Unique dairy farm comparison data from 9 countries
Dairy herd management software contains a lot of detailed and structured data from dairy farms. Comparing this data is difficult when the data comes from many different sources. You can easily end up comparing apples with bananas. But if the source of data is unique with similar data validation rules, then the data becomes comparable and meaningful. In this paper we have this ideal situation. All the farmers in the comparison use the UNIFORM-Agri herd management software.
Farmers can voluntarily join this monthly farm comparison project and automatically each month submit about 35 Key Performance Indicators per herd to a central database. They can then compare their own results against a group (all, or just in their own country, or with other filters). This paper shows the averages per country, with a minimum of 100 farms joining the farm comparison in that country.
Next year we expect to have some more countries being able to participate too. The data sources for this benchmarking is rich and contains general herd data, annual production data, fertility data, health data and some sustainability data. Not all are shown in the table, but interesting conclusions can be made.
Tabel 1. Average results from dec. 2021 coming from a minimum of 100 farms per country, all farmers using UNIFORM (or a branded version).
Herd composition and Sustainability
It is clear that on every dairy farm animal’s that do not produce milk, are not efficient, and they have a negative impact on sustainability but also on the financial results. So too many youngstock, heifers calving too late and cows leaving the farm too soon all have a negative effect. Below we see how the farms in the different countries are doing.
The herd size varies from 146 in France to nearly 500 in Denmark. But what is more interesting to see is that the number of youngstock per 10 cows varies a lot.
The Netherlands is the lowest and Brazil is the highest. The regulations in the Netherlands are very much focusing on sustainability and that forces farmers to minimize the number of youngstock.
The result of that is:
- Low number of youngstock per 10 cows (6.3)
- Heifers are calving at a young age of 24.8 months average.
Countries with opposite figures do still have the room to improve when it comes to sustainability.
Milk production, yearly and in December 2021
The 305-day milk production per cow in the 9 countries is on average 9535 Kg. The Spanish farmer’s joining this farm comparison are doing 11034 Kg and score the highest in this group. And Brazil is the lowest with 8404 Kg, this is partly due to 100% grazing on some farms and more variation in breeds.
The actual production in kg milk per day per cow is on average 28,5 kg and again Spain is the highest with 35,0 kg and France is the lowest here with 26,2 kg. In this comparison we do not look at the fat and protein levels, this might be interesting to look at too.
The SPP is a milk production corrected for all animal related factors (like age, Days since calving etc) and it shows the same results, so there is no influence from a high number of young animals or special calving seasons.
Fertility, as a rolling average by December 2021

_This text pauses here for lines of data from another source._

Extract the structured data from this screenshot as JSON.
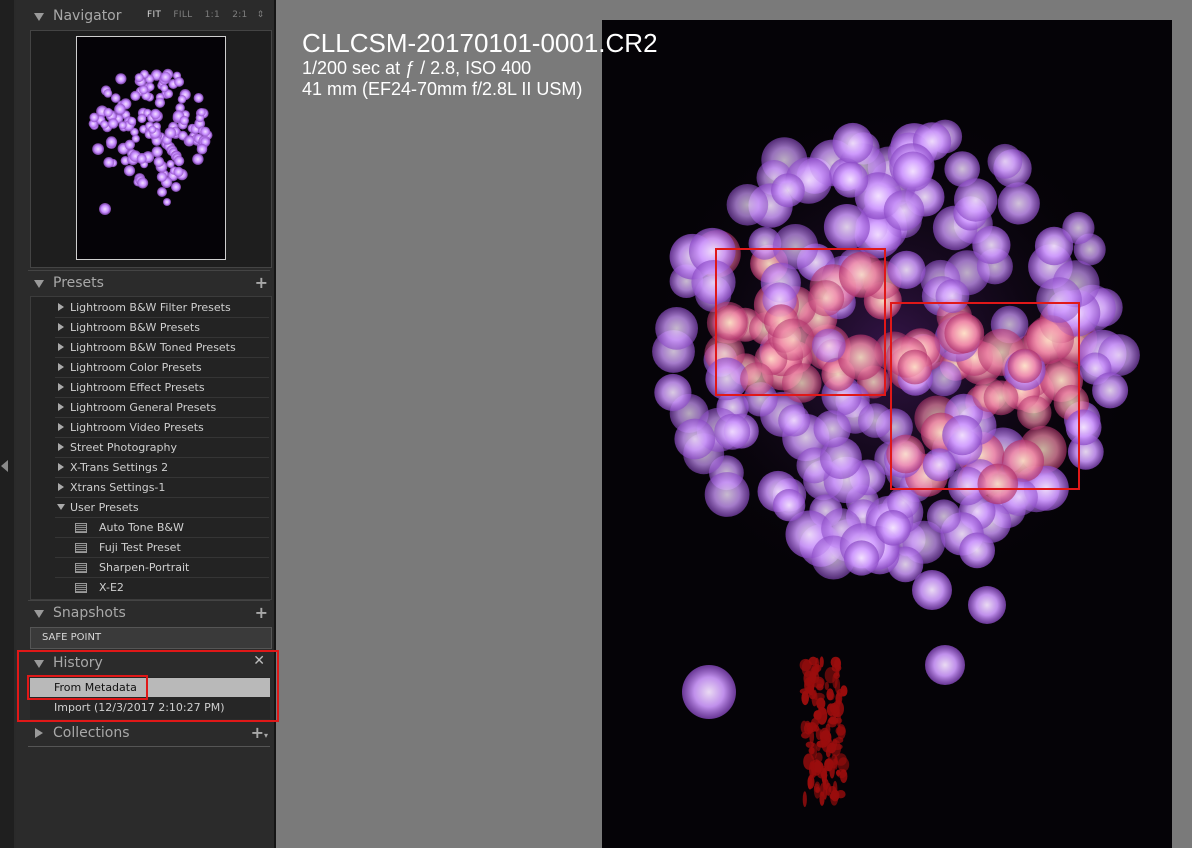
{
  "navigator": {
    "title": "Navigator",
    "zoom_options": [
      "FIT",
      "FILL",
      "1:1",
      "2:1"
    ],
    "active_zoom": "FIT"
  },
  "presets": {
    "title": "Presets",
    "items": [
      {
        "label": "Lightroom B&W Filter Presets",
        "type": "folder"
      },
      {
        "label": "Lightroom B&W Presets",
        "type": "folder"
      },
      {
        "label": "Lightroom B&W Toned Presets",
        "type": "folder"
      },
      {
        "label": "Lightroom Color Presets",
        "type": "folder"
      },
      {
        "label": "Lightroom Effect Presets",
        "type": "folder"
      },
      {
        "label": "Lightroom General Presets",
        "type": "folder"
      },
      {
        "label": "Lightroom Video Presets",
        "type": "folder"
      },
      {
        "label": "Street Photography",
        "type": "folder"
      },
      {
        "label": "X-Trans Settings 2",
        "type": "folder"
      },
      {
        "label": "Xtrans Settings-1",
        "type": "folder"
      },
      {
        "label": "User Presets",
        "type": "folder-open"
      },
      {
        "label": "Auto Tone B&W",
        "type": "preset"
      },
      {
        "label": "Fuji Test Preset",
        "type": "preset"
      },
      {
        "label": "Sharpen-Portrait",
        "type": "preset"
      },
      {
        "label": "X-E2",
        "type": "preset"
      }
    ]
  },
  "snapshots": {
    "title": "Snapshots",
    "items": [
      "SAFE POINT"
    ]
  },
  "history": {
    "title": "History",
    "items": [
      "From Metadata",
      "Import (12/3/2017 2:10:27 PM)"
    ],
    "selected_index": 0
  },
  "collections": {
    "title": "Collections"
  },
  "photo_info": {
    "filename": "CLLCSM-20170101-0001.CR2",
    "exposure": "1/200 sec at ƒ / 2.8, ISO 400",
    "lens": "41 mm (EF24-70mm f/2.8L II USM)"
  },
  "colors": {
    "highlight_box": "#e01818",
    "bokeh": "#d9a6ff",
    "panel_bg": "#2b2b2b"
  }
}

Fertility results on dairy farms vary a lot at farm level but also between countries. Good fertility management of youngstock can be simply measured with the average age at 1st calving. In the overview we see that this is on average 26 months. The Netherlands scores very highly with 24,8 months and Brazil scores the lowest with 31,3 months. The well-accepted figure of 2 dollar per day of cost when heifer’s calve too late shows the big win that Brazilian farmers can get.

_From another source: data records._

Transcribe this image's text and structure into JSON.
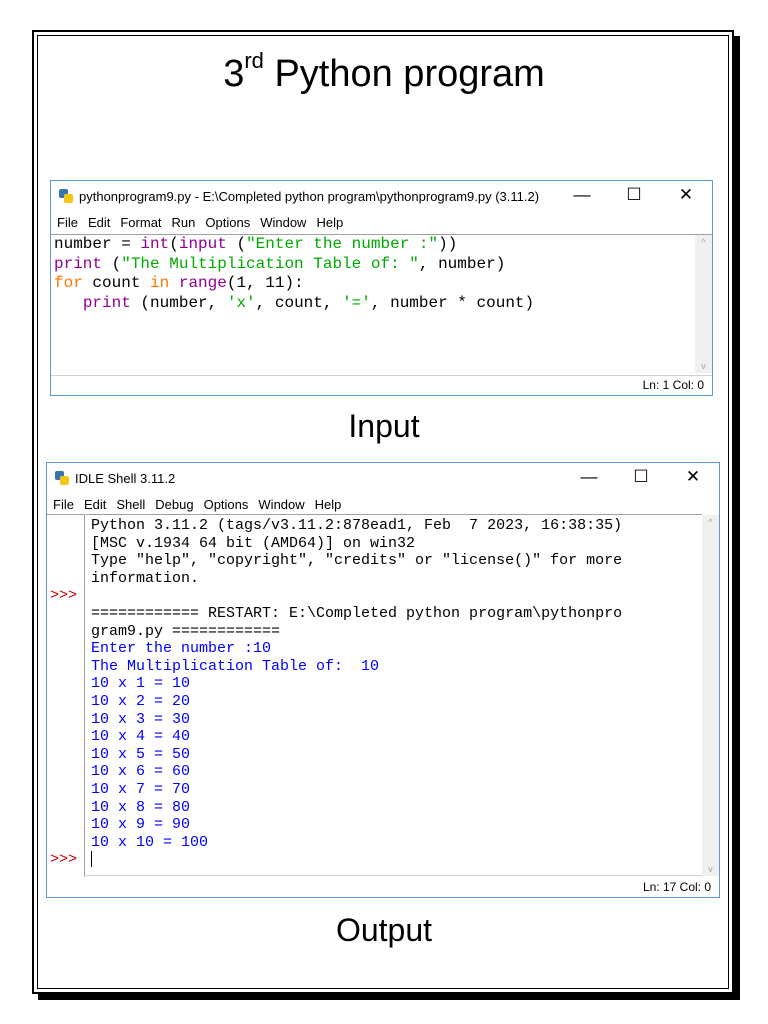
{
  "page": {
    "title_ordinal": "3",
    "title_suffix": "rd",
    "title_rest": " Python program",
    "input_caption": "Input",
    "output_caption": "Output"
  },
  "editor": {
    "title": "pythonprogram9.py - E:\\Completed python program\\pythonprogram9.py (3.11.2)",
    "menu": [
      "File",
      "Edit",
      "Format",
      "Run",
      "Options",
      "Window",
      "Help"
    ],
    "controls": {
      "minimize": "—",
      "maximize": "☐",
      "close": "✕"
    },
    "lines": [
      [
        [
          "pl",
          "number = "
        ],
        [
          "bi",
          "int"
        ],
        [
          "pl",
          "("
        ],
        [
          "bi",
          "input"
        ],
        [
          "pl",
          " ("
        ],
        [
          "st",
          "\"Enter the number :\""
        ],
        [
          "pl",
          "))"
        ]
      ],
      [
        [
          "bi",
          "print"
        ],
        [
          "pl",
          " ("
        ],
        [
          "st",
          "\"The Multiplication Table of: \""
        ],
        [
          "pl",
          ", number)"
        ]
      ],
      [
        [
          "kw",
          "for"
        ],
        [
          "pl",
          " count "
        ],
        [
          "kw",
          "in"
        ],
        [
          "pl",
          " "
        ],
        [
          "bi",
          "range"
        ],
        [
          "pl",
          "(1, 11):"
        ]
      ],
      [
        [
          "pl",
          "   "
        ],
        [
          "bi",
          "print"
        ],
        [
          "pl",
          " (number, "
        ],
        [
          "st",
          "'x'"
        ],
        [
          "pl",
          ", count, "
        ],
        [
          "st",
          "'='"
        ],
        [
          "pl",
          ", number * count)"
        ]
      ]
    ],
    "status": "Ln: 1   Col: 0"
  },
  "shell": {
    "title": "IDLE Shell 3.11.2",
    "menu": [
      "File",
      "Edit",
      "Shell",
      "Debug",
      "Options",
      "Window",
      "Help"
    ],
    "controls": {
      "minimize": "—",
      "maximize": "☐",
      "close": "✕"
    },
    "lines": [
      {
        "prompt": "",
        "cls": "sys",
        "text": "Python 3.11.2 (tags/v3.11.2:878ead1, Feb  7 2023, 16:38:35)"
      },
      {
        "prompt": "",
        "cls": "sys",
        "text": "[MSC v.1934 64 bit (AMD64)] on win32"
      },
      {
        "prompt": "",
        "cls": "sys",
        "text": "Type \"help\", \"copyright\", \"credits\" or \"license()\" for more"
      },
      {
        "prompt": "",
        "cls": "sys",
        "text": "information."
      },
      {
        "prompt": ">>>",
        "cls": "sys",
        "text": ""
      },
      {
        "prompt": "",
        "cls": "sys",
        "text": "============ RESTART: E:\\Completed python program\\pythonpro"
      },
      {
        "prompt": "",
        "cls": "sys",
        "text": "gram9.py ============"
      },
      {
        "prompt": "",
        "cls": "out",
        "text": "Enter the number :10"
      },
      {
        "prompt": "",
        "cls": "out",
        "text": "The Multiplication Table of:  10"
      },
      {
        "prompt": "",
        "cls": "out",
        "text": "10 x 1 = 10"
      },
      {
        "prompt": "",
        "cls": "out",
        "text": "10 x 2 = 20"
      },
      {
        "prompt": "",
        "cls": "out",
        "text": "10 x 3 = 30"
      },
      {
        "prompt": "",
        "cls": "out",
        "text": "10 x 4 = 40"
      },
      {
        "prompt": "",
        "cls": "out",
        "text": "10 x 5 = 50"
      },
      {
        "prompt": "",
        "cls": "out",
        "text": "10 x 6 = 60"
      },
      {
        "prompt": "",
        "cls": "out",
        "text": "10 x 7 = 70"
      },
      {
        "prompt": "",
        "cls": "out",
        "text": "10 x 8 = 80"
      },
      {
        "prompt": "",
        "cls": "out",
        "text": "10 x 9 = 90"
      },
      {
        "prompt": "",
        "cls": "out",
        "text": "10 x 10 = 100"
      },
      {
        "prompt": ">>>",
        "cls": "sys",
        "text": "",
        "cursor": true
      }
    ],
    "status": "Ln: 17   Col: 0"
  }
}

Out of the 9 countries Denmark has the lowest age at first calving with 24,6 months, and we also see that Denmark also scores the highest with the pregnancy rate (19,7) with cows and the UK is a good second best with 16,6.
These are averages for all the farms in the different countries. However, the target for each individual farmer should be over 20% and many farms are not there yet. In all countries we also see high performing farms who reach that 25% pregnancy with very good management and strict protocols. So, it is possible, but not easy.
Udder health based on somatic cells
For somatic cells (SCC) we only have one KPI and that is the average SCC. This varies a lot between 172 in the UK to 368 in Brazil. Below the 200 barrier it is only the Netherlands, Belgium, UK and Canada, and the others are all above the 200 barrier. This can be influenced by the milk price policies from the milk factories. When penalties for high SCC are higher, farmers are forced to manage it better.
National regulations have influence in the technical results on dairy farms. The regulations for sustainability in the Netherlands have a clear and positive effect on the related results (KPI’s) at the farm level. That is what we see.
Production levels, fertility management and udder health also differ between countries. The level of individual farm management is probably one issue, climate (temperature and humidity) can have an effect on a whole country. But in general in all countries there is still room for improvement.
Harm-Jan van der Beek